Check each line of the listing for the string "JSON". Copy those where it appears.

→ PROVIDED MATERIAL
'''

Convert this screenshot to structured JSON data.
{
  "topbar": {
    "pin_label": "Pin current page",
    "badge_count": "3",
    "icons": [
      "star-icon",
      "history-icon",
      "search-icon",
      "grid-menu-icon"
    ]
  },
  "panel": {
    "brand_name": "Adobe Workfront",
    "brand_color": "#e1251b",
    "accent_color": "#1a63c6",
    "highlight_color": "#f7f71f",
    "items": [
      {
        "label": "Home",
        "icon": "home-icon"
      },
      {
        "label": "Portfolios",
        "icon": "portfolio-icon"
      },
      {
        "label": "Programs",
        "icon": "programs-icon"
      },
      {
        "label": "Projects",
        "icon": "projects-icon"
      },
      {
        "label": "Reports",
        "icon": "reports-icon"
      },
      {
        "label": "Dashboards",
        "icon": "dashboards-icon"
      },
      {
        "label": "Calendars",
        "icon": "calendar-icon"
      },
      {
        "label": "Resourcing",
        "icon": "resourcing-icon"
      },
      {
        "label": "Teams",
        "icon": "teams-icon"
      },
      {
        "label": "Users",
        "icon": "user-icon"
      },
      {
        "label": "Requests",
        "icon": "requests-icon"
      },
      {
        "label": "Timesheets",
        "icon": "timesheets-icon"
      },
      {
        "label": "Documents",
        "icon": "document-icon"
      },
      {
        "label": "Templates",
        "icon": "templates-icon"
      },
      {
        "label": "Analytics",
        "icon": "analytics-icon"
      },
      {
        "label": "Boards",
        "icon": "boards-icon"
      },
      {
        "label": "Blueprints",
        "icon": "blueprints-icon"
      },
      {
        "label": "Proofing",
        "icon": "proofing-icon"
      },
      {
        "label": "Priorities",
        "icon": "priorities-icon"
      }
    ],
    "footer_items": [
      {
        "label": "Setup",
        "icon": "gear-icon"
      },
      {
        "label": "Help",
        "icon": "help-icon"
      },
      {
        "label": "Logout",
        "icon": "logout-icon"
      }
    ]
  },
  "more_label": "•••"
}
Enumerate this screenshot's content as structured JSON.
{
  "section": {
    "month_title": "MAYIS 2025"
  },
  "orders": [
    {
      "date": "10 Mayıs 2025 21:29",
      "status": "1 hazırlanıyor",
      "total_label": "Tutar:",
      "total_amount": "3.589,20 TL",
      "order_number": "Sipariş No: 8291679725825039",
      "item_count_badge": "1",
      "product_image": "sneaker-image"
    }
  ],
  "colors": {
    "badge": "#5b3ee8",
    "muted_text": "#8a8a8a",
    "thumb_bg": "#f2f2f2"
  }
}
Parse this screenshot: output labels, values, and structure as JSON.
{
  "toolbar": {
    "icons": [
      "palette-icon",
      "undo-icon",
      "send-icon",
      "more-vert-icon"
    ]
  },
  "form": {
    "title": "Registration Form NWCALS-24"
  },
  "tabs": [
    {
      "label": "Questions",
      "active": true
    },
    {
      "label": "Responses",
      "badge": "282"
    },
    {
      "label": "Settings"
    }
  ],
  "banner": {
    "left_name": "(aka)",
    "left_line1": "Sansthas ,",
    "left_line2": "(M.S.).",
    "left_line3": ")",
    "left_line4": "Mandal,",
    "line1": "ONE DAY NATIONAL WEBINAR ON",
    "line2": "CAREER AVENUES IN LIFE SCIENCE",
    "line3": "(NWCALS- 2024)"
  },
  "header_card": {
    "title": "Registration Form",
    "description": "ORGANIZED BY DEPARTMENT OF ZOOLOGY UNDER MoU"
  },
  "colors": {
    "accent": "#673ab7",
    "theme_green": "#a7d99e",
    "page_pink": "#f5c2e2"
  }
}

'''

→ THE ANSWER
Convert this screenshot to structured JSON data.
Enumerate this screenshot's content as structured JSON.
Parse this screenshot: output labels, values, and structure as JSON.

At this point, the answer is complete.